"When my brother and I used to play cricket in the garden, there was one score neither of us could ever go past and that was dads. Neither of us could ever score more than 313," said the Lions opening batsman Stephen Cook. Now Jimmy Cook's oldest son has surpassed his father's top score and broken the South African first-class record with his 390 against the Warriors in East London.
Cook was there when his father made his unbeaten triple century for Somerset against Glamorgan. He was also there when Darryl Cullinan set the previous South African first class record of 337 for Transvaal in the 1993-4 season. "My dad was also playing in that match, so I was sitting in the stands," he told Cricinfo.
Despite seeing both those records, Cook never thought he would be able to reach that mark himself. "I don't think you ever expect to break a record. I've been training really hard recently and have given myself the best chance to do well, but this was quite a surprise," he said.
As late as the fourth morning of the match, Cook, 26, had no inkling that a record was in sight. "I was on 202 and Makhaya Ntini and Lonwabo Tsotsobe were fresh from the night's rest and running in hard, but as the day wore on, they got more tired, which made batting a bit easier."

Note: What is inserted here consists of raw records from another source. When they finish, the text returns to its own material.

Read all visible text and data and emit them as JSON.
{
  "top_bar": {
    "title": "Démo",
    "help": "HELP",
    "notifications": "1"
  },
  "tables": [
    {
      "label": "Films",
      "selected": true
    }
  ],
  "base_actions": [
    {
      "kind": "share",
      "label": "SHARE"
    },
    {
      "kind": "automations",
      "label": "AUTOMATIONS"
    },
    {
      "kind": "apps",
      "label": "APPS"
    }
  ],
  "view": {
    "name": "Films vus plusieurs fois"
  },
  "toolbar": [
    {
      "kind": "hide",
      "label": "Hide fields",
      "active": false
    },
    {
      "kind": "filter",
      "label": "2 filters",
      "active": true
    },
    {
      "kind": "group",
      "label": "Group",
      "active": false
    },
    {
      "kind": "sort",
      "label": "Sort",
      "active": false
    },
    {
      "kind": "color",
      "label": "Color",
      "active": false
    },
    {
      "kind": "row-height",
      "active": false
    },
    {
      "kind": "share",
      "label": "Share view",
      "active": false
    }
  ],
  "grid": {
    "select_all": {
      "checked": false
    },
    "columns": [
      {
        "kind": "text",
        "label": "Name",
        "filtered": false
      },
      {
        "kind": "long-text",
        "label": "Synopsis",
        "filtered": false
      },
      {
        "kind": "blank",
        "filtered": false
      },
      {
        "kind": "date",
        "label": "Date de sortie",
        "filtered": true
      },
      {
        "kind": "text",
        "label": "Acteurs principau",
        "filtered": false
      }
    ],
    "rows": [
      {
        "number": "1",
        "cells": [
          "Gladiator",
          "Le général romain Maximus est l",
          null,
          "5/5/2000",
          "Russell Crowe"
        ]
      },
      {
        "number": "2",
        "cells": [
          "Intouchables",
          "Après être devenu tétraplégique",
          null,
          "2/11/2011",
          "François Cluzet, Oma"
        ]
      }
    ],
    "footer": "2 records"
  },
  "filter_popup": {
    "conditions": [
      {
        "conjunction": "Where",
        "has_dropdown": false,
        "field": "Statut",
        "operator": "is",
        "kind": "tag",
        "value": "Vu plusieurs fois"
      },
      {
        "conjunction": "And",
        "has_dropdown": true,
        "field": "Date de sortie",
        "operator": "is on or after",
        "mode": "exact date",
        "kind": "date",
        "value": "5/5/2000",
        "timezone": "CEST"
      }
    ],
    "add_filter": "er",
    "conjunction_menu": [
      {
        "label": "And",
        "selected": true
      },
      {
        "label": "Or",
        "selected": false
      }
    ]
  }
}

It was his 365-run sixth wicket partnership with Thami Tsolekile that propelled Cook to go all the way. "Whenever I started getting a bit loose he [Tsolekile] would come up to me and tell me to remember every time I got a bad decision or the pitch was too green and to take advantage of this opportunity." Cook soldiered on, and with not one run out opportunity or catches offered, he described his record-breaking knock as "almost perfect."
The one imperfection was that he didn't make it a quadruple century. "It was disappointing not to get to 400, but I'm a typical cricketer, in that I am never satisfied. When we get 30, we want 50, when we get 50 we want 100, so I wanted 400."
© ESPN Sports Media Ltd.
Graeme Smith was the last of South Africa's old guard. The roots of the new one need to grow deeper